- Anki uses SM-2 and also doesn’t really consider anything but SM algos. Their reasons for not “upgrading” to a newer version seem similar to mine - organizational, legal and product reasons trumping the advantage of superior learning.
- A random Reddit comment claims that SM-15 is actually quite straight-forward to implement. May be worth researching.
- Wikipedia’s Spaced Repetition article brings up Neural Network, interestingly citing yet another SuperMemo post from 1998 describing an approach. I am sure there will be plenty papers attempting this.
- As a definite to do, check the Google Scholar Results for implementations of alternative SR algos

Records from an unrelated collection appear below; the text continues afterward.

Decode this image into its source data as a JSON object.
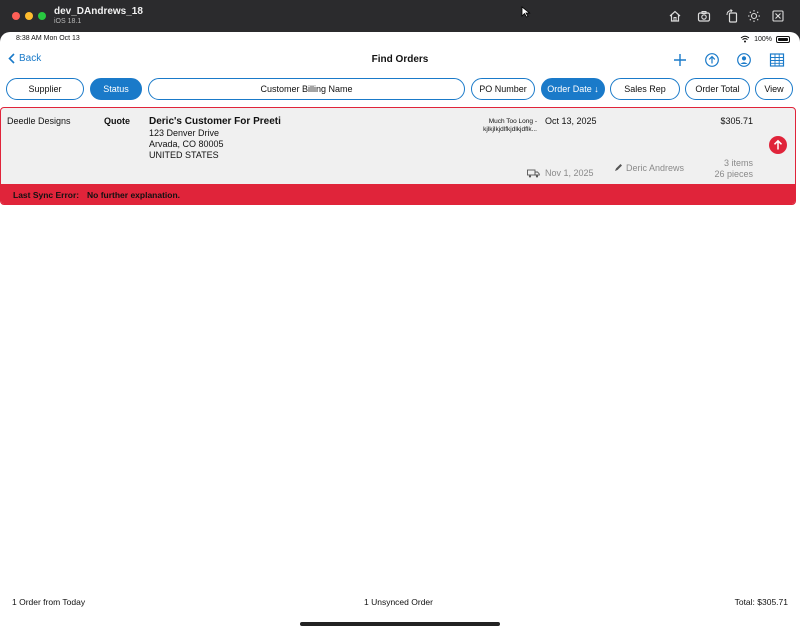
{
  "simulator": {
    "device_name": "dev_DAndrews_18",
    "os_version": "iOS 18.1"
  },
  "status_bar": {
    "time_date": "8:38 AM  Mon Oct 13",
    "battery": "100%"
  },
  "nav": {
    "back_label": "Back",
    "title": "Find Orders"
  },
  "filters": [
    {
      "label": "Supplier",
      "active": false
    },
    {
      "label": "Status",
      "active": true
    },
    {
      "label": "Customer Billing Name",
      "active": false
    },
    {
      "label": "PO Number",
      "active": false
    },
    {
      "label": "Order Date ↓",
      "active": true
    },
    {
      "label": "Sales Rep",
      "active": false
    },
    {
      "label": "Order Total",
      "active": false
    },
    {
      "label": "View",
      "active": false
    }
  ],
  "order": {
    "supplier": "Deedle Designs",
    "status": "Quote",
    "customer_name": "Deric's Customer For Preeti",
    "address_line1": "123 Denver Drive",
    "address_line2": "Arvada, CO  80005",
    "address_line3": "UNITED STATES",
    "po_line1": "Much Too Long -",
    "po_line2": "kjlkjlkjdlfkjdlkjdflk...",
    "order_date": "Oct 13, 2025",
    "total": "$305.71",
    "ship_date": "Nov 1, 2025",
    "sales_rep": "Deric Andrews",
    "items": "3 items",
    "pieces": "26 pieces"
  },
  "sync_error": {
    "label": "Last Sync Error:",
    "message": "No further explanation."
  },
  "footer": {
    "left": "1 Order from Today",
    "center": "1 Unsynced Order",
    "right": "Total: $305.71"
  },
  "colors": {
    "accent": "#1a7ac9",
    "error": "#e0243a",
    "row_bg": "#f0f0f0"
  }
}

### Alternative introduction algorithms

Back to *how many new learning items a day should be introduced*. Now, this is a frustrating one.

Everybody just seems to be guessing.

On Reddit, one can peruse */r/Anki* to find threads of everyone just happily sharing their arbitrary magic numbers for new-cards-a-day, which is a user setting in Anki.

While I am all for user customization, surely there must be a mathematical optimum here, right? I can’t imagine that letting my irrational brain guesstimate a good number is the solution here.

Other apps aren’t much better. DuoLingo is similarly user-controlled, just less direct. Users chose whether they want to repeat old lessons or move on to new ones, with fans creating complex systems like the Waterfall Method to balance these choices. Interesting, but hardly a silver bullet.

Lacking a Windows system and an explanatory article, I couldn’t find out how SuperMemo does it. From the wiki it seems that what they call *overflow* (having an excess of reviews) is tolerated or encouraged and then dealt with a variety of tools.

Currently I am considering building a system similar to Anki, releasing a set amount of new cards per day, but adapting this load according to how many cards the user usually reviews on a given day, maybe combined with future projections of how many cards there will be due based on how review intervals are developing.

Sounds painful.

Maybe some papers with standalone implementations of pure SR algorithms will give me some inspiration.

## Closing words

I hope this rambling article brings some value, if only to my future self. Reading papers it is. But first, let me create a *Flags of the World* deck anyways. Cheerz!